UK Government Won’t Admit Marijuana Is Safer Than Alcohol


Last week we reported on the petition with over 200,000 signatures calling on the government of the United Kingdom to address cannabis legalization. The official response from the conservative government was that “use of cannabis is a significant public health issue”, that legalization “would not eliminate the crime committed by the illicit trade” and legalization would not fix “the harms associated with drug dependence and the misery that this can cause to families.” And like every good drug warrior, they predicted that legalization “would also send the wrong message to … young and vulnerable people”.

Though the petition surpassed the 100,000 signature threshold necessary to force a debate on legalization in the Parliament, since the committees reviewing the issue are dominated by conservatives, it is unlikely the debate before the full Parliament will ever take place.
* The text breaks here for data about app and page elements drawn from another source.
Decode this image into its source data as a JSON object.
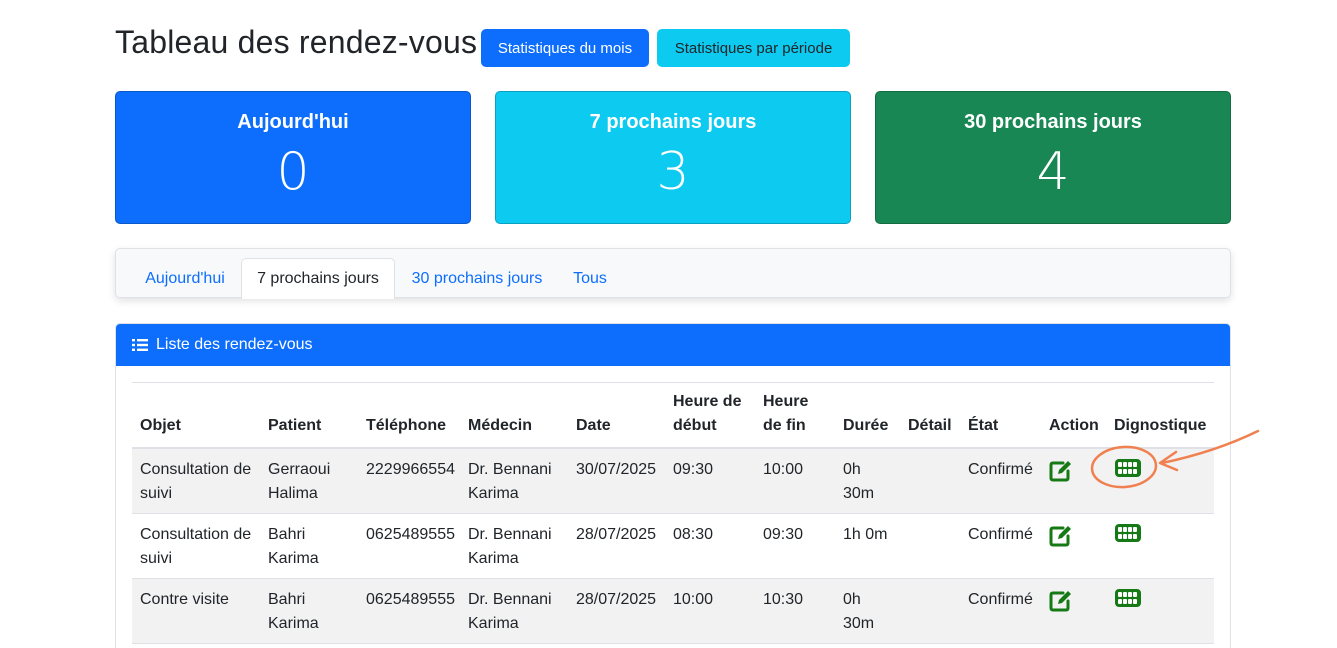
{
  "header": {
    "title": "Tableau des rendez-vous",
    "btn_month": "Statistiques du mois",
    "btn_period": "Statistiques par période"
  },
  "cards": [
    {
      "label": "Aujourd'hui",
      "value": "0",
      "color": "#0d6efd"
    },
    {
      "label": "7 prochains jours",
      "value": "3",
      "color": "#0dcaf0"
    },
    {
      "label": "30 prochains jours",
      "value": "4",
      "color": "#198754"
    }
  ],
  "tabs": [
    {
      "label": "Aujourd'hui",
      "active": false
    },
    {
      "label": "7 prochains jours",
      "active": true
    },
    {
      "label": "30 prochains jours",
      "active": false
    },
    {
      "label": "Tous",
      "active": false
    }
  ],
  "list": {
    "title": "Liste des rendez-vous",
    "icon": "list-icon",
    "columns": [
      "Objet",
      "Patient",
      "Téléphone",
      "Médecin",
      "Date",
      "Heure de début",
      "Heure de fin",
      "Durée",
      "Détail",
      "État",
      "Action",
      "Dignostique"
    ],
    "rows": [
      {
        "objet": "Consultation de suivi",
        "patient": "Gerraoui Halima",
        "telephone": "2229966554",
        "medecin": "Dr. Bennani Karima",
        "date": "30/07/2025",
        "debut": "09:30",
        "fin": "10:00",
        "duree": "0h 30m",
        "detail": "",
        "etat": "Confirmé"
      },
      {
        "objet": "Consultation de suivi",
        "patient": "Bahri Karima",
        "telephone": "0625489555",
        "medecin": "Dr. Bennani Karima",
        "date": "28/07/2025",
        "debut": "08:30",
        "fin": "09:30",
        "duree": "1h 0m",
        "detail": "",
        "etat": "Confirmé"
      },
      {
        "objet": "Contre visite",
        "patient": "Bahri Karima",
        "telephone": "0625489555",
        "medecin": "Dr. Bennani Karima",
        "date": "28/07/2025",
        "debut": "10:00",
        "fin": "10:30",
        "duree": "0h 30m",
        "detail": "",
        "etat": "Confirmé"
      }
    ]
  },
  "icons": {
    "action": "edit-icon",
    "diagnostic": "teeth-icon"
  },
  "colors": {
    "primary": "#0d6efd",
    "info": "#0dcaf0",
    "success": "#198754",
    "icon_green": "#157a15",
    "annotation": "#f08050"
  }
}
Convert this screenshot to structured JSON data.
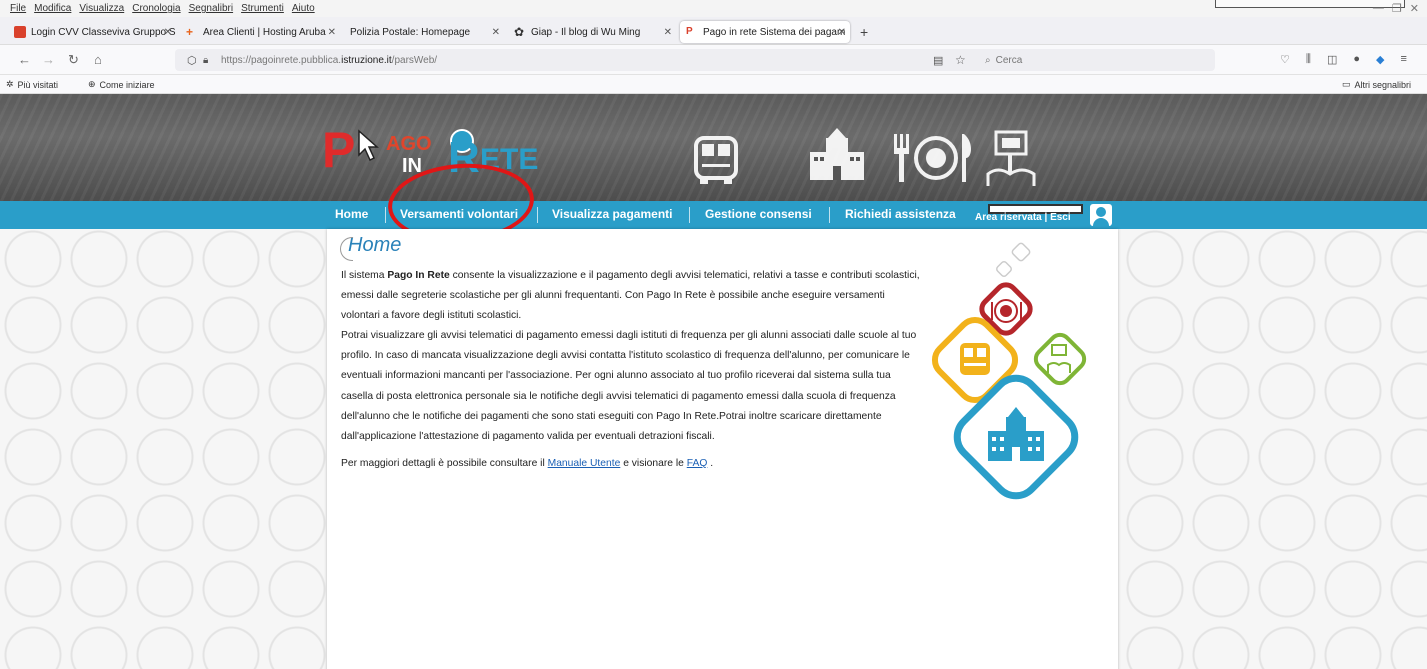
{
  "menubar": {
    "items": [
      "File",
      "Modifica",
      "Visualizza",
      "Cronologia",
      "Segnalibri",
      "Strumenti",
      "Aiuto"
    ]
  },
  "tabs": [
    {
      "label": "Login CVV Classeviva Gruppo S",
      "icon": "classeviva-favicon",
      "color": "#d9412c",
      "active": false
    },
    {
      "label": "Area Clienti | Hosting Aruba",
      "icon": "aruba-favicon",
      "color": "#e8641c",
      "active": false
    },
    {
      "label": "Polizia Postale: Homepage",
      "icon": "",
      "color": "",
      "active": false
    },
    {
      "label": "Giap - Il blog di Wu Ming",
      "icon": "giap-favicon",
      "color": "#333333",
      "active": false
    },
    {
      "label": "Pago in rete Sistema dei pagam",
      "icon": "pagoinrete-favicon",
      "color": "#d9412c",
      "active": true
    }
  ],
  "url": {
    "prefix": "https://pagoinrete.pubblica.",
    "domain": "istruzione.it",
    "path": "/parsWeb/",
    "search_placeholder": "Cerca"
  },
  "bookmarks": {
    "items": [
      "Più visitati",
      "Come iniziare"
    ],
    "other": "Altri segnalibri"
  },
  "site": {
    "logo": {
      "p": "P",
      "ago": "AGO",
      "in": "IN",
      "r": "R",
      "ete": "ETE"
    },
    "nav": [
      "Home",
      "Versamenti volontari",
      "Visualizza pagamenti",
      "Gestione consensi",
      "Richiedi assistenza"
    ],
    "area": "Area riservata | Esci",
    "accent": "#2a9ec9"
  },
  "main": {
    "title": "Home",
    "para1_a": "Il sistema ",
    "para1_b": "Pago In Rete",
    "para1_c": " consente la visualizzazione e il pagamento degli avvisi telematici, relativi a tasse e contributi scolastici, emessi dalle segreterie scolastiche per gli alunni frequentanti. Con Pago In Rete è possibile anche eseguire versamenti volontari a favore degli istituti scolastici.",
    "para2": "Potrai visualizzare gli avvisi telematici di pagamento emessi dagli istituti di frequenza per gli alunni associati dalle scuole al tuo profilo. In caso di mancata visualizzazione degli avvisi contatta l'istituto scolastico di frequenza dell'alunno, per comunicare le eventuali informazioni mancanti per l'associazione. Per ogni alunno associato al tuo profilo riceverai dal sistema sulla tua casella di posta elettronica personale sia le notifiche degli avvisi telematici di pagamento emessi dalla scuola di frequenza dell'alunno che le notifiche dei pagamenti che sono stati eseguiti con Pago In Rete.Potrai inoltre scaricare direttamente dall'applicazione l'attestazione di pagamento valida per eventuali detrazioni fiscali.",
    "para3_a": "Per maggiori dettagli è possibile consultare il ",
    "manual_link": "Manuale Utente",
    "para3_b": " e visionare le ",
    "faq_link": "FAQ",
    "para3_c": " ."
  }
}
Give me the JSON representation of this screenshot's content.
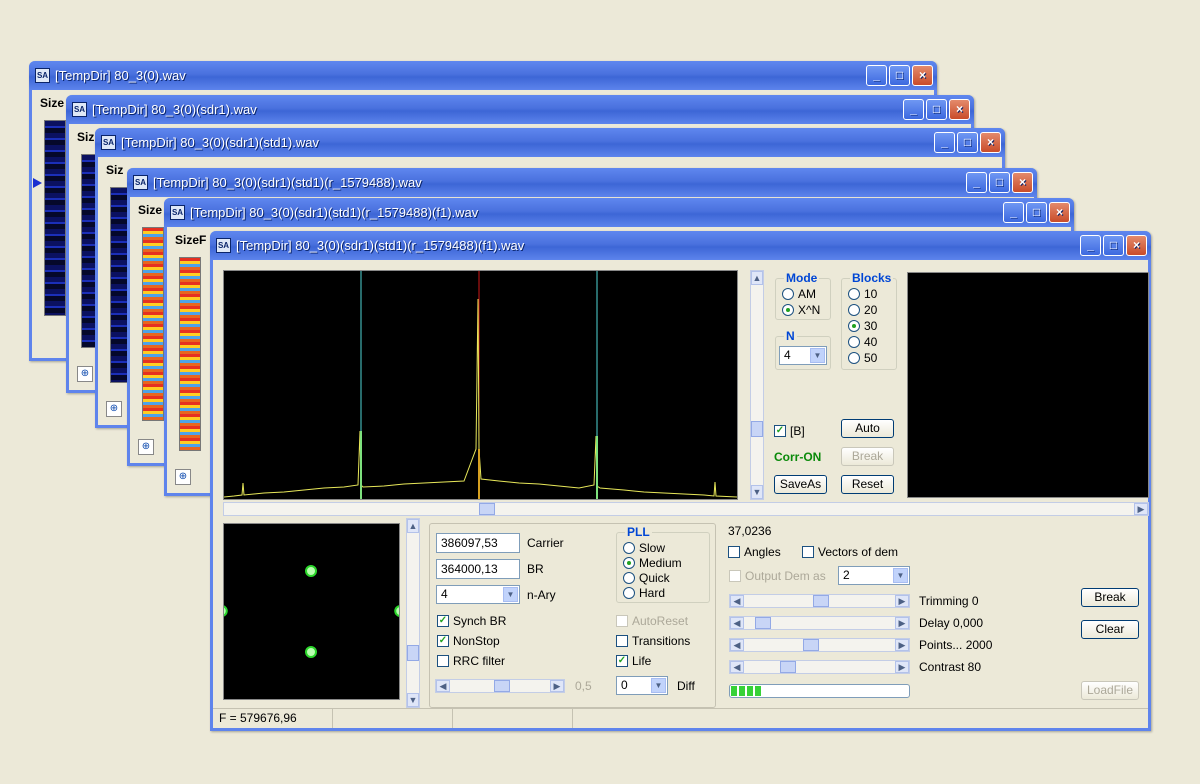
{
  "background_windows": [
    {
      "title": "[TempDir] 80_3(0).wav",
      "label": "Size"
    },
    {
      "title": "[TempDir] 80_3(0)(sdr1).wav",
      "label": "Siz"
    },
    {
      "title": "[TempDir] 80_3(0)(sdr1)(std1).wav",
      "label": "Siz"
    },
    {
      "title": "[TempDir] 80_3(0)(sdr1)(std1)(r_1579488).wav",
      "label": "Size"
    },
    {
      "title": "[TempDir] 80_3(0)(sdr1)(std1)(r_1579488)(f1).wav",
      "label": "SizeF"
    }
  ],
  "main_window": {
    "title": "[TempDir] 80_3(0)(sdr1)(std1)(r_1579488)(f1).wav",
    "icon": "app-logo-icon"
  },
  "mode": {
    "title": "Mode",
    "options": [
      "AM",
      "X^N"
    ],
    "selected": "X^N"
  },
  "n_group": {
    "title": "N",
    "value": "4"
  },
  "blocks": {
    "title": "Blocks",
    "options": [
      "10",
      "20",
      "30",
      "40",
      "50"
    ],
    "selected": "30"
  },
  "b_checkbox": {
    "label": "[B]",
    "checked": true
  },
  "corr_status": "Corr-ON",
  "buttons": {
    "auto": "Auto",
    "break_top": "Break",
    "saveas": "SaveAs",
    "reset": "Reset",
    "break": "Break",
    "clear": "Clear",
    "loadfile": "LoadFile"
  },
  "params": {
    "carrier_value": "386097,53",
    "carrier_label": "Carrier",
    "br_value": "364000,13",
    "br_label": "BR",
    "nary_value": "4",
    "nary_label": "n-Ary",
    "slider_value": "0,5"
  },
  "checks": {
    "synch_br": "Synch BR",
    "nonstop": "NonStop",
    "rrc_filter": "RRC filter",
    "autoreset": "AutoReset",
    "transitions": "Transitions",
    "life": "Life",
    "angles": "Angles",
    "vectors": "Vectors of dem",
    "output_dem": "Output Dem as"
  },
  "pll": {
    "title": "PLL",
    "options": [
      "Slow",
      "Medium",
      "Quick",
      "Hard"
    ],
    "selected": "Medium"
  },
  "diff": {
    "value": "0",
    "label": "Diff"
  },
  "readout": "37,0236",
  "output_dem_value": "2",
  "sliders": [
    {
      "label": "Trimming 0",
      "position": 0.5
    },
    {
      "label": "Delay  0,000",
      "position": 0.08
    },
    {
      "label": "Points... 2000",
      "position": 0.43
    },
    {
      "label": "Contrast 80",
      "position": 0.26
    }
  ],
  "progress_fraction": 0.18,
  "status": {
    "frequency": "F = 579676,96"
  },
  "colors": {
    "title_blue": "#3d66d6",
    "accent_green": "#21a121",
    "corr_green": "#0a8a0a",
    "spectrum_trace": "#e8e85a",
    "marker_cyan": "#4fd6d6",
    "marker_red": "#d01818"
  },
  "constellation_points": [
    {
      "i": 0.0,
      "q": 0.8
    },
    {
      "i": -0.85,
      "q": 0.0
    },
    {
      "i": 0.85,
      "q": 0.0
    },
    {
      "i": 0.0,
      "q": -0.82
    }
  ]
}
So, a reporter at the UK Independent took it upon himself to ask the Home Office (their government department that handles drug policy, among other duties) a simple question:

Given its view that cannabis causes ‘harm to individuals and society’, “do they believe then, that cannabis (class B) is a more harmful drug than alcohol (legal)?”

The response from the Home Office?

“We wouldn’t have anything to add to the government response.”

The non-response from the UK government recalls the response of our former DEA Administrator, Michele Leonhart, when she was questioned by Congress about the relative harms of drugs compared to marijuana:

“Is crack worse for a person than marijuana?” [US Rep. Jared] Polis asked Leonhart.

“I believe all illegal drugs are bad,” Leonhart answered.

Polis continued, asking whether methamphetamines and heroin were worse for a person’s health than marijuana.

“Again, all drugs, they’re illegal drugs,” Leonhart started, before being cut off by Polis.

“Yes, no, or I don’t know?” Polis said. “If you don’t know, you can look this up. You should know this as the chief administrator for the Drug Enforcement Agency. I’m asking a very straightforward question: Is heroin worse for someone’s health than marijuana?”

Leonhart ducked again, repeating, “All illegal drugs are bad.”

Leonhart was ousted in the wake of a scandal involving DEA agents’ solicitation of prostitutes, rather than her ill-informed views of drug dangers. Her successor, Chuck Rosenberg, has finally admitted that marijuana isn’t as bad as “all illegal drugs”.

“If you want me to say that marijuana’s not dangerous, I’m not going to say that because I think it is,” Rosenberg said. “Do I think it’s as dangerous as heroin? Probably not. I’m not an expert.”

He added: “Let me say it this way: I’d rather be in a car accident going 30 miles an hour than 60 miles an hour, but I’d prefer not to be in a car accident at all.”

Bad metaphors aside – a 30 mph car accident can still kill you, marijuana smoking cannot – why in the hell do we have a head of the Drug Enforcement Administration who is “not an expert” on the relative harms of drugs? Imagine asking the head of the Environmental Protection Agency if solar panels were as bad for the environment as burning coal, or asking the Secretary of State if France is as dangerous to travel to as Syria, and that person responding, “Probably not. I’m not an expert.”

Still, it’s nice to see that our DEA believes marijuana is safer than heroin and our president acknowledging that marijuana “is no worse than” alcohol. Especially that vaping now is starting to become mainstream, vaporizing weed by many is also very prone for smokers nowadays.

Maybe someday the officials in the US and the UK will recognize that marijuana’s relative harm compared to alcohol isn’t subject to opinion, it is a matter of fact that marijuana is safer than alcohol.

"Radical" Russ Belville is a blogger, podcaster, and host of The Russ Belville Show, a daily two-hour talk radio show focused on the evolution of the legal marijuana industry in the United States. The program is airing live at 3pm Pacific Time from Portland, Oregon, on, with podcast available on iTunes and Stitcher Radio. Russ began his marijuana activism in 2005 with Oregon NORML, then in 2009 went on to work for National NORML, and found and direct Portland 2015.